This image from the camera system on NASA. Mars Odyssey was acquired of Candor Chasma within Valles Marineris, centered near 5 degrees south latitude, 283 degrees east longitude. This visible color image shows the effects of erosion on a sequence of dramatically layered rocks. These layers were initially deposited within Candor Chasma and have subsequently been eroded by a variety of processes, including wind and down-slope motion due to gravity. Relatively dark materials appear to mantle some areas of the layered deposits; these dark materials are likely sand. Few impact craters of any size can be seen in this image, indicating that the erosion and transport of material is occurring at a relatively rapid rate, so that any craters that form are rapidly buried or eroded. This image was acquired using the thermal infrared imaging system.s visible bands 1 (centered at 420 nanometers), 2 (centered at 550 nanometers), and 3 (centered at 650 nanometers), and covers an area approximately 19 kilometers (12 miles) in width by 50 kilometers (50 miles) in length.
This and several other new color images can be obtained from the NASA Planetary Photojournal website.
Note: this THEMIS visual image has not been radiometrically nor geometrically calibrated for this preliminary release. An empirical correction has been performed to remove instrumental effects. A linear shift has been applied in the cross-track and down-track direction to approximate spacecraft and planetary motion. Fully calibrated and geometrically projected images will be released through the Planetary Data System in accordance with Project policies at a later time.

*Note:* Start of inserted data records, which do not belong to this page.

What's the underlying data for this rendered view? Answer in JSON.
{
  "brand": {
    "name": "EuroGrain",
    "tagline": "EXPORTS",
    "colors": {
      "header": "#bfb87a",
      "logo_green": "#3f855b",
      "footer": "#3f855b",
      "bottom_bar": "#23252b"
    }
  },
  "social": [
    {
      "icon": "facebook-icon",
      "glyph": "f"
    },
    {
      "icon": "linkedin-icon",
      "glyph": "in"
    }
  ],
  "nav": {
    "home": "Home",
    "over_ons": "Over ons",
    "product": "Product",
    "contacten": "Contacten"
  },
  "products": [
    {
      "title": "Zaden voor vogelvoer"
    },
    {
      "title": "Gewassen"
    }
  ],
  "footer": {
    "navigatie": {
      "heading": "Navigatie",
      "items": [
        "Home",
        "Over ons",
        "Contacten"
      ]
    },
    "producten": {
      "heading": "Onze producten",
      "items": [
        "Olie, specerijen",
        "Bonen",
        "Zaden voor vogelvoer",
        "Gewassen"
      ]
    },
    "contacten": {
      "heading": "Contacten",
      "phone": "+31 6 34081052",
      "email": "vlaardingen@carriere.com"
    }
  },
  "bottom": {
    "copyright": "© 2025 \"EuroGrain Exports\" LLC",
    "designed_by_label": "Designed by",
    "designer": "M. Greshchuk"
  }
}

NASA's Jet Propulsion Laboratory manages the 2001 Mars Odyssey mission for NASA's Office of Space Science, Washington, D.C. The Thermal Emission Imaging System (THEMIS) was developed by Arizona State University, Tempe, in collaboration with Raytheon Santa Barbara Remote Sensing. The THEMIS investigation is led by Dr. Philip Christensen at Arizona State University. Lockheed Martin Astronautics, Denver, is the prime contractor for the Odyssey project, and developed and built the orbiter. Mission operations are conducted jointly from Lockheed Martin and from JPL, a division of the California Institute of Technology in Pasadena.